The “minor tractate” Soferim is one of our best sources for early liturgical practice. It is the oldest known source for multiple practices still followed today, such as the blessing for the haftarah. Such luminaries as the Vilna Gaon considered it a vital work. But some of its practices are… well, odd. There are customs in Tractate Soferim which are found nowhere else in classical rabbinics — blessings for the recitation of books in Writings other than the scrolls, a three-year cycle of Torah readings, and a custom to divide the scrolls in half when reading them. This service is constructed based on the descriptions and passages of Tractate Soferim, mostly following the Gra’s edition. In some ways it may be very familiar, especially to Ashkenazim, but in others it is a fascinating glimpse into a heretofore lost practice of Judaism. . . .
In all modern communities, the standard practice is that on the three Shabbatot before the Ninth of Av and the seven after it the standard haftarah is replaced. Before the Ninth of Av they are replaced with haftarot of rebuke, from Jeremiah and the opening of Isaiah, and after they are replaced with haftarot of consolation from the later parts of Isaiah. Rambam’s Mishneh Torah, though, preserves a very different custom, one where each one of those Torah portions has an associated haftarah, related not to the calendar but to the parashah itself. Here the editor has compiled a list of these haftarah readings, along with brief notes to explain their connection with the parashah. . . .
The argument that “statues preserve our heritage” is not one the halakhah tolerates, especially when the statues are celebrating the perpetrators of horrible atrocities. Here’s a service for those interested in fulfilling the Biblical commandment of destroying idolatrous statues. #BLM . . .

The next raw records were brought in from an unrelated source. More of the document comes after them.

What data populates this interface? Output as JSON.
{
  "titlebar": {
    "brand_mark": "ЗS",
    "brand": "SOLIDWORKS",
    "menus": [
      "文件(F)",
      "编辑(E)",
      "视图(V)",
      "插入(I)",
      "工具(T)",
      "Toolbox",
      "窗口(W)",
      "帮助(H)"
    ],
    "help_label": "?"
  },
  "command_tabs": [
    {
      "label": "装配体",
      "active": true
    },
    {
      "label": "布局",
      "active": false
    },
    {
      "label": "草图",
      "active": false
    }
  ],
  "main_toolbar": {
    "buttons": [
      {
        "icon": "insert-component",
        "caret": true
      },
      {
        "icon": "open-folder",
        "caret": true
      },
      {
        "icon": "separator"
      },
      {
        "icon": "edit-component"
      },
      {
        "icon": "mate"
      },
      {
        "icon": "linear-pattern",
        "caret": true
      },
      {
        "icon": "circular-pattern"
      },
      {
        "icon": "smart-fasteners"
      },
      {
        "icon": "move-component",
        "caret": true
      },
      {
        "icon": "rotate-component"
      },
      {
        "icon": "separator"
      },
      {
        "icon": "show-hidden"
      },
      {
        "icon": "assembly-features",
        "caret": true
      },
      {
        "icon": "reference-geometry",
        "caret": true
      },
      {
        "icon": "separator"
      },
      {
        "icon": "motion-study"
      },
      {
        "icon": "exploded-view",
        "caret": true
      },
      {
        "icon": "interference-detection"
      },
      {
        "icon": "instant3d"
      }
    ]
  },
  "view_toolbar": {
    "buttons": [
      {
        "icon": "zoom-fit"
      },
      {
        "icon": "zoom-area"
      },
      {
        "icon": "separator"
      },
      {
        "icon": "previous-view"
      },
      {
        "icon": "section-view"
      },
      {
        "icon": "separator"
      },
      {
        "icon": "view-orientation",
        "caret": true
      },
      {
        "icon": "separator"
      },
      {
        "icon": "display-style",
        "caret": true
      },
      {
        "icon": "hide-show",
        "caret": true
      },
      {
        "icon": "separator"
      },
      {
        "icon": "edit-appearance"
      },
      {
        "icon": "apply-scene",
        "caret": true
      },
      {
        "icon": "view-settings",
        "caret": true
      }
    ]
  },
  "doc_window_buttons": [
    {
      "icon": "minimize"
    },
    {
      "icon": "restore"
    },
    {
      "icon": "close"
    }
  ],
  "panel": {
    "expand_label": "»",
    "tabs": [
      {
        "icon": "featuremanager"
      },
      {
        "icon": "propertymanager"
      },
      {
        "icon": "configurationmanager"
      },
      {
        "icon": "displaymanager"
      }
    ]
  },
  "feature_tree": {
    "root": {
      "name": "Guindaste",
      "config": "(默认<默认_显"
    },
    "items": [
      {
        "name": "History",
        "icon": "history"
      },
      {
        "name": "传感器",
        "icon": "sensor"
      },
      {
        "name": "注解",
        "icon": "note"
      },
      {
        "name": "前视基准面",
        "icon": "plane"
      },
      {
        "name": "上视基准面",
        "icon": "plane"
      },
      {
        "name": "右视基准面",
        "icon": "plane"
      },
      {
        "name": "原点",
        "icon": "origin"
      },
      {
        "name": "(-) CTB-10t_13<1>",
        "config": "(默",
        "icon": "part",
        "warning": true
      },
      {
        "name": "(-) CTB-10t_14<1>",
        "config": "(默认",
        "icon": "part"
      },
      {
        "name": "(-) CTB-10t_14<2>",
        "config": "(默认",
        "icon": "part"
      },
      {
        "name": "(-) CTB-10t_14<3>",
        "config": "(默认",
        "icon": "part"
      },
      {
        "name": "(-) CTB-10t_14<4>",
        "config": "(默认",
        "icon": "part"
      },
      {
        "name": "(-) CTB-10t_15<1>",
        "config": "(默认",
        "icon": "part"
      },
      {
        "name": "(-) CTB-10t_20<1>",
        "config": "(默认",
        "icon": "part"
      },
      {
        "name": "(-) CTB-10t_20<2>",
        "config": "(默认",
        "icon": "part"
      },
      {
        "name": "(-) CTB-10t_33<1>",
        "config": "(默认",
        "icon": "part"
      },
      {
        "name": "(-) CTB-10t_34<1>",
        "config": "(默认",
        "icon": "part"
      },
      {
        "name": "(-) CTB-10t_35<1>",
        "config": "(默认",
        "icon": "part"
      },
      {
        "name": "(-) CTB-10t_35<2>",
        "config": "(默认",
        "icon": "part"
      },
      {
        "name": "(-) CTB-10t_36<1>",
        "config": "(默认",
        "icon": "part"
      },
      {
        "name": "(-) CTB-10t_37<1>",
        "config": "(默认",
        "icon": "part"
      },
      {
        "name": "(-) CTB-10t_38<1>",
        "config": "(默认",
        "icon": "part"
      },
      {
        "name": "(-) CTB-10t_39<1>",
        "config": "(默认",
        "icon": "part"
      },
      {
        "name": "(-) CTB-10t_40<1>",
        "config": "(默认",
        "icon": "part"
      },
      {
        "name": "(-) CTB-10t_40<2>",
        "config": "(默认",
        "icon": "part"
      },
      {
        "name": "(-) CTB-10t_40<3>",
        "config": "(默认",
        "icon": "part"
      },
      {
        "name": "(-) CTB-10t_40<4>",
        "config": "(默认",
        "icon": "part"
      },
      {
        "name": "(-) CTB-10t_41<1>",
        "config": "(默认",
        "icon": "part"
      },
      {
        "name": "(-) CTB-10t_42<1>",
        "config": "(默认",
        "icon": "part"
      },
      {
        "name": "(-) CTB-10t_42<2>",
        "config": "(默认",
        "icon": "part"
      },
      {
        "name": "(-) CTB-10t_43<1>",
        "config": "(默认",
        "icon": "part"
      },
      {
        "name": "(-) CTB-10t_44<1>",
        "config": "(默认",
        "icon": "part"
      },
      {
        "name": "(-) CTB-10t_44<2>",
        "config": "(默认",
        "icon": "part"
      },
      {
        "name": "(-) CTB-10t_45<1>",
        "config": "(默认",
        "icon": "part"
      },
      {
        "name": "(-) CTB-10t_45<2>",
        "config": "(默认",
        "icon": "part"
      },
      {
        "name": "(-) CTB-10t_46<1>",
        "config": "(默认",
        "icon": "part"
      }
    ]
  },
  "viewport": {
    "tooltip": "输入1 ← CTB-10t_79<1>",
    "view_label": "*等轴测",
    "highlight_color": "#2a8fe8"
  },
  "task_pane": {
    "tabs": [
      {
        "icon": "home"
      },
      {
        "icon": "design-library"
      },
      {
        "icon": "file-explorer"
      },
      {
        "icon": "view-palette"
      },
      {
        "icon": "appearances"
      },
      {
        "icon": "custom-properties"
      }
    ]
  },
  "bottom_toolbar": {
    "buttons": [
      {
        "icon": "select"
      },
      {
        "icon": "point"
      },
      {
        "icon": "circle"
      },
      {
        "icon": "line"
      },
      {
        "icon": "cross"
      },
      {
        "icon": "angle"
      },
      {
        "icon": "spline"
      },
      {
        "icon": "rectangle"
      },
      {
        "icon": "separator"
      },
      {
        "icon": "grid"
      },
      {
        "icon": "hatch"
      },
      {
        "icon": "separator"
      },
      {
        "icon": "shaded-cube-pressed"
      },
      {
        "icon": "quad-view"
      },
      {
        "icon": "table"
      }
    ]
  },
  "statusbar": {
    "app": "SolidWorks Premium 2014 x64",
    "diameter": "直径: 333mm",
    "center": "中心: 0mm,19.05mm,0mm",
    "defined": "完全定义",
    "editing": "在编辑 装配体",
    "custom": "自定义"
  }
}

“Prayer for the Close of the Sabbath” is one of thirty prayers appearing in Rabbi Moritz Mayer’s collection of tehinot, Hours of Devotion (1866), of uncertain provenance and which he may have written. . . .